↓↓↓

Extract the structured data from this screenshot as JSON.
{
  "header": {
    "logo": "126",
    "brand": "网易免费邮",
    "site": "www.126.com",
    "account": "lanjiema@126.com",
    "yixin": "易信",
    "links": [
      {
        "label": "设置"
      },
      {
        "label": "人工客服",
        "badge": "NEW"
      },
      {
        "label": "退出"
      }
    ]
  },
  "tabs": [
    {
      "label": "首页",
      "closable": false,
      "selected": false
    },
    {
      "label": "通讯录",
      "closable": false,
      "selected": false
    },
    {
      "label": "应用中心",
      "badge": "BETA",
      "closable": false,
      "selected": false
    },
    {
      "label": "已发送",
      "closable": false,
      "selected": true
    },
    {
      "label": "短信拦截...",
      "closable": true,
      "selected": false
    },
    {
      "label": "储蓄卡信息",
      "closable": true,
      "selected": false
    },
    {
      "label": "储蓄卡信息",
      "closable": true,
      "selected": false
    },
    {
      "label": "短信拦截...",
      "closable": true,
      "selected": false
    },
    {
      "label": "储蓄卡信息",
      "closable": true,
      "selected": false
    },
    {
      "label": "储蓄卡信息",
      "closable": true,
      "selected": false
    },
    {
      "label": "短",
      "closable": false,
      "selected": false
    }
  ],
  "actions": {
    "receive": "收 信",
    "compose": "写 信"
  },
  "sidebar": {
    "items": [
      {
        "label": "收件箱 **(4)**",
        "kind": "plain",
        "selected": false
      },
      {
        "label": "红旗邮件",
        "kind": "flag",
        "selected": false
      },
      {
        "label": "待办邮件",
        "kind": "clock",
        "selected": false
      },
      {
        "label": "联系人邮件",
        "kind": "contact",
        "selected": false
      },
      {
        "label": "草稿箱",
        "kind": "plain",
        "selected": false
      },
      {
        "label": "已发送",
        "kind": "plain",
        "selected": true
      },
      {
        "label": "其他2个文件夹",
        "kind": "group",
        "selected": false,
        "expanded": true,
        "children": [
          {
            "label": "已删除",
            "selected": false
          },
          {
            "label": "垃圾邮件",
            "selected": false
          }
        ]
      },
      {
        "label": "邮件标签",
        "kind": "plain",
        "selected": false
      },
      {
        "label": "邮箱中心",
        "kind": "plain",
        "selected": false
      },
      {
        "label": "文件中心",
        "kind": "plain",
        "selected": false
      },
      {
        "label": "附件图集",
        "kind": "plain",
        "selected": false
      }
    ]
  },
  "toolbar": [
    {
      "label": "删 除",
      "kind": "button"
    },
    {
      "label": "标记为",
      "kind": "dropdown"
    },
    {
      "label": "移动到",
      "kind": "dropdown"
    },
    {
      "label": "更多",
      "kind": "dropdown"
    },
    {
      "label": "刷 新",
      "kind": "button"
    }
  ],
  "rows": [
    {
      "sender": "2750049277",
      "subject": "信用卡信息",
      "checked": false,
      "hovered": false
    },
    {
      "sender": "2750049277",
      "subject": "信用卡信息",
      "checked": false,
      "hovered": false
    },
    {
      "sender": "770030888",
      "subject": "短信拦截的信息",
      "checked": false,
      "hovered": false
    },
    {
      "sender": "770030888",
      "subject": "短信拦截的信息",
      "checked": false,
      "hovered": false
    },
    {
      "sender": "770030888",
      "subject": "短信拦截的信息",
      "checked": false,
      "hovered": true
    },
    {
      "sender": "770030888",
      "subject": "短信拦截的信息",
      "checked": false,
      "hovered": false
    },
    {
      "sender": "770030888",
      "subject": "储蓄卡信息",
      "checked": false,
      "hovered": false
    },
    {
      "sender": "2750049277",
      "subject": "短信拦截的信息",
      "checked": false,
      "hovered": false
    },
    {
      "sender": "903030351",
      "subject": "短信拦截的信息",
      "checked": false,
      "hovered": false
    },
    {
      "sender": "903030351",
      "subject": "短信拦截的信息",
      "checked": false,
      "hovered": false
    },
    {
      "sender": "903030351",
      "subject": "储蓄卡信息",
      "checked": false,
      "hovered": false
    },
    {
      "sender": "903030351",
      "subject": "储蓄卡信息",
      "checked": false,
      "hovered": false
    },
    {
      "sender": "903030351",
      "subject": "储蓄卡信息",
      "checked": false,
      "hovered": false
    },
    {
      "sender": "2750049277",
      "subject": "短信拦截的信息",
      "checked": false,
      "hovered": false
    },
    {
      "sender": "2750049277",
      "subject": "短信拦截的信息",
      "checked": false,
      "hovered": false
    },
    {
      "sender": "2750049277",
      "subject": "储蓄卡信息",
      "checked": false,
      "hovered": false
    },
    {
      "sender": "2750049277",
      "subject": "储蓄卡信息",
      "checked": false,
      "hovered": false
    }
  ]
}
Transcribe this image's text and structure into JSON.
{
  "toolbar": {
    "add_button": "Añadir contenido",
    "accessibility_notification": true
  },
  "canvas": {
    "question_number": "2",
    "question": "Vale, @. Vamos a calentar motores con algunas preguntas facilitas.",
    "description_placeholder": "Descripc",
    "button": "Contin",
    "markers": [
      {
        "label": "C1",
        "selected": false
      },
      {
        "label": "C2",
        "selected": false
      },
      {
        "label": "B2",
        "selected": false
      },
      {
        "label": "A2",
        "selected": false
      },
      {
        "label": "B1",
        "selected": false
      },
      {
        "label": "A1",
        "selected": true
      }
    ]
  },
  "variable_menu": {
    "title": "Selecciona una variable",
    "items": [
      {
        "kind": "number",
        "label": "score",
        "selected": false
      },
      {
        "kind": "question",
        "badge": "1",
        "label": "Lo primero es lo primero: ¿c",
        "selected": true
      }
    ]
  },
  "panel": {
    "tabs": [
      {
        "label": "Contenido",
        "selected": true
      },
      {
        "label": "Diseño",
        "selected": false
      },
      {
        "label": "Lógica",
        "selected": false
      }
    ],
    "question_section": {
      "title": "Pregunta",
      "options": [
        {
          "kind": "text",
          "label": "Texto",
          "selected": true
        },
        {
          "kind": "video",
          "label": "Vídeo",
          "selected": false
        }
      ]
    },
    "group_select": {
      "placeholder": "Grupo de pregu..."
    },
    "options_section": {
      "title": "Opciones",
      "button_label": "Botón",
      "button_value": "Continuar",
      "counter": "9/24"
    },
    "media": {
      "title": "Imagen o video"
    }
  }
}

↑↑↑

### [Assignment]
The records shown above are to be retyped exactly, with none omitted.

### [Written solution]
Extract the structured data from this screenshot as JSON.
{
  "header": {
    "logo": "126",
    "brand": "网易免费邮",
    "site": "www.126.com",
    "account": "lanjiema@126.com",
    "yixin": "易信",
    "links": [
      {
        "label": "设置"
      },
      {
        "label": "人工客服",
        "badge": "NEW"
      },
      {
        "label": "退出"
      }
    ]
  },
  "tabs": [
    {
      "label": "首页",
      "closable": false,
      "selected": false
    },
    {
      "label": "通讯录",
      "closable": false,
      "selected": false
    },
    {
      "label": "应用中心",
      "badge": "BETA",
      "closable": false,
      "selected": false
    },
    {
      "label": "已发送",
      "closable": false,
      "selected": true
    },
    {
      "label": "短信拦截...",
      "closable": true,
      "selected": false
    },
    {
      "label": "储蓄卡信息",
      "closable": true,
      "selected": false
    },
    {
      "label": "储蓄卡信息",
      "closable": true,
      "selected": false
    },
    {
      "label": "短信拦截...",
      "closable": true,
      "selected": false
    },
    {
      "label": "储蓄卡信息",
      "closable": true,
      "selected": false
    },
    {
      "label": "储蓄卡信息",
      "closable": true,
      "selected": false
    },
    {
      "label": "短",
      "closable": false,
      "selected": false
    }
  ],
  "actions": {
    "receive": "收 信",
    "compose": "写 信"
  },
  "sidebar": {
    "items": [
      {
        "label": "收件箱 **(4)**",
        "kind": "plain",
        "selected": false
      },
      {
        "label": "红旗邮件",
        "kind": "flag",
        "selected": false
      },
      {
        "label": "待办邮件",
        "kind": "clock",
        "selected": false
      },
      {
        "label": "联系人邮件",
        "kind": "contact",
        "selected": false
      },
      {
        "label": "草稿箱",
        "kind": "plain",
        "selected": false
      },
      {
        "label": "已发送",
        "kind": "plain",
        "selected": true
      },
      {
        "label": "其他2个文件夹",
        "kind": "group",
        "selected": false,
        "expanded": true,
        "children": [
          {
            "label": "已删除",
            "selected": false
          },
          {
            "label": "垃圾邮件",
            "selected": false
          }
        ]
      },
      {
        "label": "邮件标签",
        "kind": "plain",
        "selected": false
      },
      {
        "label": "邮箱中心",
        "kind": "plain",
        "selected": false
      },
      {
        "label": "文件中心",
        "kind": "plain",
        "selected": false
      },
      {
        "label": "附件图集",
        "kind": "plain",
        "selected": false
      }
    ]
  },
  "toolbar": [
    {
      "label": "删 除",
      "kind": "button"
    },
    {
      "label": "标记为",
      "kind": "dropdown"
    },
    {
      "label": "移动到",
      "kind": "dropdown"
    },
    {
      "label": "更多",
      "kind": "dropdown"
    },
    {
      "label": "刷 新",
      "kind": "button"
    }
  ],
  "rows": [
    {
      "sender": "2750049277",
      "subject": "信用卡信息",
      "checked": false,
      "hovered": false
    },
    {
      "sender": "2750049277",
      "subject": "信用卡信息",
      "checked": false,
      "hovered": false
    },
    {
      "sender": "770030888",
      "subject": "短信拦截的信息",
      "checked": false,
      "hovered": false
    },
    {
      "sender": "770030888",
      "subject": "短信拦截的信息",
      "checked": false,
      "hovered": false
    },
    {
      "sender": "770030888",
      "subject": "短信拦截的信息",
      "checked": false,
      "hovered": true
    },
    {
      "sender": "770030888",
      "subject": "短信拦截的信息",
      "checked": false,
      "hovered": false
    },
    {
      "sender": "770030888",
      "subject": "储蓄卡信息",
      "checked": false,
      "hovered": false
    },
    {
      "sender": "2750049277",
      "subject": "短信拦截的信息",
      "checked": false,
      "hovered": false
    },
    {
      "sender": "903030351",
      "subject": "短信拦截的信息",
      "checked": false,
      "hovered": false
    },
    {
      "sender": "903030351",
      "subject": "短信拦截的信息",
      "checked": false,
      "hovered": false
    },
    {
      "sender": "903030351",
      "subject": "储蓄卡信息",
      "checked": false,
      "hovered": false
    },
    {
      "sender": "903030351",
      "subject": "储蓄卡信息",
      "checked": false,
      "hovered": false
    },
    {
      "sender": "903030351",
      "subject": "储蓄卡信息",
      "checked": false,
      "hovered": false
    },
    {
      "sender": "2750049277",
      "subject": "短信拦截的信息",
      "checked": false,
      "hovered": false
    },
    {
      "sender": "2750049277",
      "subject": "短信拦截的信息",
      "checked": false,
      "hovered": false
    },
    {
      "sender": "2750049277",
      "subject": "储蓄卡信息",
      "checked": false,
      "hovered": false
    },
    {
      "sender": "2750049277",
      "subject": "储蓄卡信息",
      "checked": false,
      "hovered": false
    }
  ]
}
Transcribe this image's text and structure into JSON.
{
  "toolbar": {
    "add_button": "Añadir contenido",
    "accessibility_notification": true
  },
  "canvas": {
    "question_number": "2",
    "question": "Vale, @. Vamos a calentar motores con algunas preguntas facilitas.",
    "description_placeholder": "Descripc",
    "button": "Contin",
    "markers": [
      {
        "label": "C1",
        "selected": false
      },
      {
        "label": "C2",
        "selected": false
      },
      {
        "label": "B2",
        "selected": false
      },
      {
        "label": "A2",
        "selected": false
      },
      {
        "label": "B1",
        "selected": false
      },
      {
        "label": "A1",
        "selected": true
      }
    ]
  },
  "variable_menu": {
    "title": "Selecciona una variable",
    "items": [
      {
        "kind": "number",
        "label": "score",
        "selected": false
      },
      {
        "kind": "question",
        "badge": "1",
        "label": "Lo primero es lo primero: ¿c",
        "selected": true
      }
    ]
  },
  "panel": {
    "tabs": [
      {
        "label": "Contenido",
        "selected": true
      },
      {
        "label": "Diseño",
        "selected": false
      },
      {
        "label": "Lógica",
        "selected": false
      }
    ],
    "question_section": {
      "title": "Pregunta",
      "options": [
        {
          "kind": "text",
          "label": "Texto",
          "selected": true
        },
        {
          "kind": "video",
          "label": "Vídeo",
          "selected": false
        }
      ]
    },
    "group_select": {
      "placeholder": "Grupo de pregu..."
    },
    "options_section": {
      "title": "Opciones",
      "button_label": "Botón",
      "button_value": "Continuar",
      "counter": "9/24"
    },
    "media": {
      "title": "Imagen o video"
    }
  }
}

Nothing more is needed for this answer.